Fr. DeKeyser celebrated his 25th anniversary as pastor in 1960. On September 30, 1962, Fr. DeKeyser was elevated to Monsignor by Pope John XXIII. He was invested with the of his office by Archbishop John Dearden and was among 14 newly appointed monsignors in the Detroit Archdiocese. By 1966, St. Lawrence had 2,000 registered families.

While the parish continued to grow, St. Lawrence was in debt and the high school was forced to close in 1971. Msgr. DeKeyser soon retired but maintained residence at the rectory as Pastor Emeritus. A month later Fr. Francis H. Burns was appointed pastor and remained at St. Lawrence for the next two decades. The parish soon grew to 3,700 families and during this time, the parish placed a strong emphasis on continuing education and faith formation.

Fr. Francis Burns celebrated his silver anniversary to the priesthood on October 14, 1973, and the City Council of Utica proclaimed that week to be "Fr. Francis Burns Week". Msgr. DeKeyser celebrated his golden anniversary May 9, 1976, the last Mass he celebrated. On Wednesday, December 29, 1976, Monsignor DeKeyser died at the age of 77 after suffering the rigors of hip surgery. 
The sanctuary: Blessed Mother statue to the left and tabernacle to the right - Source

During the 1980s, extensive repairs were made to the church roof, walls, bell tower, doors, steps and stained-glass windows. The following year, an attached activities building opened and was named after Msgr. DeKeyser. Five cantors from the parish sang in the Papal Mass on September 19, 1987, with Pope St. John Paul II.

Thirty Detroit churches closed in 1989, one of which was another by the name of St. Lawrence located in the area of Michigan Avenue & Lonyo. Fr. Stanley Kasprzyk, pastor of the southwest Detroit parish, donated two statues of the patron as well as several vestments, a banner, and other church furnishings.
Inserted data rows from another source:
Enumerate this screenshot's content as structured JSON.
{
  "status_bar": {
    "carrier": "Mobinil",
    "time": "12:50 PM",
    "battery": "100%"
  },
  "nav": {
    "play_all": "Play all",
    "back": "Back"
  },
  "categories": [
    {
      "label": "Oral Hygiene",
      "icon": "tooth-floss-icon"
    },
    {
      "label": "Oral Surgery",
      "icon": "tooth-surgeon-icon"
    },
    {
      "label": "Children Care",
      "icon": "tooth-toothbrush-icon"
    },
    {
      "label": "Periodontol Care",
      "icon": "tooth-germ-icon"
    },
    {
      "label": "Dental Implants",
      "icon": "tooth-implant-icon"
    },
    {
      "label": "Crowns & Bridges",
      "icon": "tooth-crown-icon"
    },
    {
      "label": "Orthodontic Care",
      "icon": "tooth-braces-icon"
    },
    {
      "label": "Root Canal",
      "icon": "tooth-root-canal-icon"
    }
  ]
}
The same year, Utica's St. Lawrence began a $450,000 renovation program. A balcony, with a capacity for more than 100 people, was added to the church. In addition, the tabernacle was moved to a side altar, restrooms were updated, lighting replaced, refurbished church interior, new carpet and HVAC. 

In the early 1990s, St. Lawrence was reportedly the largest parish in the Archdiocese of Detroit. In conjunction with the parish's 125th anniversary, the church was designated as a Michigan Historic Site on May 15, 1991. Fr. Burns retired in 1991 but most of his successors have seen only one or two year pastorates. Fr. Bob Fisher was pastor 2003-2014, until he was assigned as pastor of National Shrine of the Little Flower Basilica in 2014. Fr. Roman Pasieczny has been pastor for the last two years and is currently assisted by Fr. Robert Salton and Fr. Matthew Ellis.


Monday–Friday, 8:00 am
Wednesday (during school year), 9:30 am
Saturday, 4:30 pm
Sunday, 8:00 am, 10:00 am, 12:00 noon

Reconciliation, Saturday, 3:30 pm
Eucharistic Adoration, First Friday of every month from Noon3:00 pm
(September through May)
Perpetual Help Devotions, Tuesday morning after the 8:00 am Mass